◆ Exercise prompt ◆
Print every line of the data word for word.

◆ Working data ◆
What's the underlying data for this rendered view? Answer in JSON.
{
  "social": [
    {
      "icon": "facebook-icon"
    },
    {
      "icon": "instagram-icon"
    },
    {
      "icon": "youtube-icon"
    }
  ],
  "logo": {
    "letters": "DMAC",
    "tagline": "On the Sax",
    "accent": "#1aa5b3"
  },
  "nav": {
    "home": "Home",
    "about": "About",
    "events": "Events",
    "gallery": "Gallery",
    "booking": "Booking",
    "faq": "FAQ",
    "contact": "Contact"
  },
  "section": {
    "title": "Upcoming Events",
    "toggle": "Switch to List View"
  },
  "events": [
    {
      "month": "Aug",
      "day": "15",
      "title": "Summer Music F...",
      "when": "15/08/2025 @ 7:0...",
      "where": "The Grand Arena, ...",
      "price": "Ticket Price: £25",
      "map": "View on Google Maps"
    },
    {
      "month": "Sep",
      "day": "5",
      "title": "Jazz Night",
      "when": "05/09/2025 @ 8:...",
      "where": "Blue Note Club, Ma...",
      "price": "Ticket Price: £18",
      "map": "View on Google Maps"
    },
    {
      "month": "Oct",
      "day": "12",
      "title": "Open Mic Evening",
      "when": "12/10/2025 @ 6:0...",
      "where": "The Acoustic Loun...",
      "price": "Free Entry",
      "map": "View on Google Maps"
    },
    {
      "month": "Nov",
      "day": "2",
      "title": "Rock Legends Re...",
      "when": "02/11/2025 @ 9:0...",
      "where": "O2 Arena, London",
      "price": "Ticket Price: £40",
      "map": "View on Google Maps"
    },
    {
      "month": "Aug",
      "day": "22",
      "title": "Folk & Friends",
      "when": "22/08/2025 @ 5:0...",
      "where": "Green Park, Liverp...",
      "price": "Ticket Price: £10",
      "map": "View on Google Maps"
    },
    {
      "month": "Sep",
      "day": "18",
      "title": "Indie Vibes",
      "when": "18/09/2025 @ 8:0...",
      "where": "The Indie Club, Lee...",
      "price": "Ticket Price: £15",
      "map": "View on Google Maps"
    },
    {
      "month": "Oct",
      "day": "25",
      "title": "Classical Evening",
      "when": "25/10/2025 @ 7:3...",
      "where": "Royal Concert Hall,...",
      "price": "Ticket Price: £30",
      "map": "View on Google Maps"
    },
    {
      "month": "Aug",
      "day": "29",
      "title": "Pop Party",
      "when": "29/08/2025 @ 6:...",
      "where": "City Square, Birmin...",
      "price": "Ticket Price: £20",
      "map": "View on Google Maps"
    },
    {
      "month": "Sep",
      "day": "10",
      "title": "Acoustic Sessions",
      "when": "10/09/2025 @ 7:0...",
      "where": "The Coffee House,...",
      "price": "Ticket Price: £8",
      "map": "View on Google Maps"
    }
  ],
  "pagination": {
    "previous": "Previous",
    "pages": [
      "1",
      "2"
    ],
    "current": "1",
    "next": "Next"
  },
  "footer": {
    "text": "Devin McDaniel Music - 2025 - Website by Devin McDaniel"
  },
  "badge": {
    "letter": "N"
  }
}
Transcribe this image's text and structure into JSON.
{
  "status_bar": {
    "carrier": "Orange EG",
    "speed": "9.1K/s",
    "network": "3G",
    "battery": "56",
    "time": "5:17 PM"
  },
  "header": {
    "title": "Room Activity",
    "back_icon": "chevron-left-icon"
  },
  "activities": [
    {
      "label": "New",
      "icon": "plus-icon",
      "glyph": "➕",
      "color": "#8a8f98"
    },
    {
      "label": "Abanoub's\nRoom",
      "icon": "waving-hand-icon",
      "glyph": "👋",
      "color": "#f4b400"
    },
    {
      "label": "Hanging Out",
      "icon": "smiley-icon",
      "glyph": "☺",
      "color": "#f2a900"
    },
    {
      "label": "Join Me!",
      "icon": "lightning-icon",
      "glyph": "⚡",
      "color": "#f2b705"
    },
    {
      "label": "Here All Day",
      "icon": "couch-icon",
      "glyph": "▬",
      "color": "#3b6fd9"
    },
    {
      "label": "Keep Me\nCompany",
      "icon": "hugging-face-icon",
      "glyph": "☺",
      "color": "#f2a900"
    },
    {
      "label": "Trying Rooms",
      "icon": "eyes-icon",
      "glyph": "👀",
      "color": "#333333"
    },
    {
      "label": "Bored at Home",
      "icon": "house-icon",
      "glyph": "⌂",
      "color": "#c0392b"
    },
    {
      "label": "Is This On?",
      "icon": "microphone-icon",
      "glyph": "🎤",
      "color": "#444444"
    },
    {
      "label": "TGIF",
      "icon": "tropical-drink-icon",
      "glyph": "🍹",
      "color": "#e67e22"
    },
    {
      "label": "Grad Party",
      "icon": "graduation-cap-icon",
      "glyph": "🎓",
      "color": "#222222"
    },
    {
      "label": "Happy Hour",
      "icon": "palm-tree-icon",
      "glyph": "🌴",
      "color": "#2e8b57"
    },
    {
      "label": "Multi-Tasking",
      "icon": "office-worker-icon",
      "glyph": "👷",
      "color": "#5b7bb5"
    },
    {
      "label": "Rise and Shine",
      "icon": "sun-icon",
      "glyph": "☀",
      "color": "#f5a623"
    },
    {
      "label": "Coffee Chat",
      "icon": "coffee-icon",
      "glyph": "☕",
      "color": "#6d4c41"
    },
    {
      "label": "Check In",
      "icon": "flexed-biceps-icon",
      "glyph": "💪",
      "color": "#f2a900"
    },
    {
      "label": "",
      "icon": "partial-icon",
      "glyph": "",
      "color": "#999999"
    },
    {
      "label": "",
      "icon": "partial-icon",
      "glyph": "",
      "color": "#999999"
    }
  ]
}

◆ Response area ◆
What's the underlying data for this rendered view? Answer in JSON.
{
  "social": [
    {
      "icon": "facebook-icon"
    },
    {
      "icon": "instagram-icon"
    },
    {
      "icon": "youtube-icon"
    }
  ],
  "logo": {
    "letters": "DMAC",
    "tagline": "On the Sax",
    "accent": "#1aa5b3"
  },
  "nav": {
    "home": "Home",
    "about": "About",
    "events": "Events",
    "gallery": "Gallery",
    "booking": "Booking",
    "faq": "FAQ",
    "contact": "Contact"
  },
  "section": {
    "title": "Upcoming Events",
    "toggle": "Switch to List View"
  },
  "events": [
    {
      "month": "Aug",
      "day": "15",
      "title": "Summer Music F...",
      "when": "15/08/2025 @ 7:0...",
      "where": "The Grand Arena, ...",
      "price": "Ticket Price: £25",
      "map": "View on Google Maps"
    },
    {
      "month": "Sep",
      "day": "5",
      "title": "Jazz Night",
      "when": "05/09/2025 @ 8:...",
      "where": "Blue Note Club, Ma...",
      "price": "Ticket Price: £18",
      "map": "View on Google Maps"
    },
    {
      "month": "Oct",
      "day": "12",
      "title": "Open Mic Evening",
      "when": "12/10/2025 @ 6:0...",
      "where": "The Acoustic Loun...",
      "price": "Free Entry",
      "map": "View on Google Maps"
    },
    {
      "month": "Nov",
      "day": "2",
      "title": "Rock Legends Re...",
      "when": "02/11/2025 @ 9:0...",
      "where": "O2 Arena, London",
      "price": "Ticket Price: £40",
      "map": "View on Google Maps"
    },
    {
      "month": "Aug",
      "day": "22",
      "title": "Folk & Friends",
      "when": "22/08/2025 @ 5:0...",
      "where": "Green Park, Liverp...",
      "price": "Ticket Price: £10",
      "map": "View on Google Maps"
    },
    {
      "month": "Sep",
      "day": "18",
      "title": "Indie Vibes",
      "when": "18/09/2025 @ 8:0...",
      "where": "The Indie Club, Lee...",
      "price": "Ticket Price: £15",
      "map": "View on Google Maps"
    },
    {
      "month": "Oct",
      "day": "25",
      "title": "Classical Evening",
      "when": "25/10/2025 @ 7:3...",
      "where": "Royal Concert Hall,...",
      "price": "Ticket Price: £30",
      "map": "View on Google Maps"
    },
    {
      "month": "Aug",
      "day": "29",
      "title": "Pop Party",
      "when": "29/08/2025 @ 6:...",
      "where": "City Square, Birmin...",
      "price": "Ticket Price: £20",
      "map": "View on Google Maps"
    },
    {
      "month": "Sep",
      "day": "10",
      "title": "Acoustic Sessions",
      "when": "10/09/2025 @ 7:0...",
      "where": "The Coffee House,...",
      "price": "Ticket Price: £8",
      "map": "View on Google Maps"
    }
  ],
  "pagination": {
    "previous": "Previous",
    "pages": [
      "1",
      "2"
    ],
    "current": "1",
    "next": "Next"
  },
  "footer": {
    "text": "Devin McDaniel Music - 2025 - Website by Devin McDaniel"
  },
  "badge": {
    "letter": "N"
  }
}
Transcribe this image's text and structure into JSON.
{
  "status_bar": {
    "carrier": "Orange EG",
    "speed": "9.1K/s",
    "network": "3G",
    "battery": "56",
    "time": "5:17 PM"
  },
  "header": {
    "title": "Room Activity",
    "back_icon": "chevron-left-icon"
  },
  "activities": [
    {
      "label": "New",
      "icon": "plus-icon",
      "glyph": "➕",
      "color": "#8a8f98"
    },
    {
      "label": "Abanoub's\nRoom",
      "icon": "waving-hand-icon",
      "glyph": "👋",
      "color": "#f4b400"
    },
    {
      "label": "Hanging Out",
      "icon": "smiley-icon",
      "glyph": "☺",
      "color": "#f2a900"
    },
    {
      "label": "Join Me!",
      "icon": "lightning-icon",
      "glyph": "⚡",
      "color": "#f2b705"
    },
    {
      "label": "Here All Day",
      "icon": "couch-icon",
      "glyph": "▬",
      "color": "#3b6fd9"
    },
    {
      "label": "Keep Me\nCompany",
      "icon": "hugging-face-icon",
      "glyph": "☺",
      "color": "#f2a900"
    },
    {
      "label": "Trying Rooms",
      "icon": "eyes-icon",
      "glyph": "👀",
      "color": "#333333"
    },
    {
      "label": "Bored at Home",
      "icon": "house-icon",
      "glyph": "⌂",
      "color": "#c0392b"
    },
    {
      "label": "Is This On?",
      "icon": "microphone-icon",
      "glyph": "🎤",
      "color": "#444444"
    },
    {
      "label": "TGIF",
      "icon": "tropical-drink-icon",
      "glyph": "🍹",
      "color": "#e67e22"
    },
    {
      "label": "Grad Party",
      "icon": "graduation-cap-icon",
      "glyph": "🎓",
      "color": "#222222"
    },
    {
      "label": "Happy Hour",
      "icon": "palm-tree-icon",
      "glyph": "🌴",
      "color": "#2e8b57"
    },
    {
      "label": "Multi-Tasking",
      "icon": "office-worker-icon",
      "glyph": "👷",
      "color": "#5b7bb5"
    },
    {
      "label": "Rise and Shine",
      "icon": "sun-icon",
      "glyph": "☀",
      "color": "#f5a623"
    },
    {
      "label": "Coffee Chat",
      "icon": "coffee-icon",
      "glyph": "☕",
      "color": "#6d4c41"
    },
    {
      "label": "Check In",
      "icon": "flexed-biceps-icon",
      "glyph": "💪",
      "color": "#f2a900"
    },
    {
      "label": "",
      "icon": "partial-icon",
      "glyph": "",
      "color": "#999999"
    },
    {
      "label": "",
      "icon": "partial-icon",
      "glyph": "",
      "color": "#999999"
    }
  ]
}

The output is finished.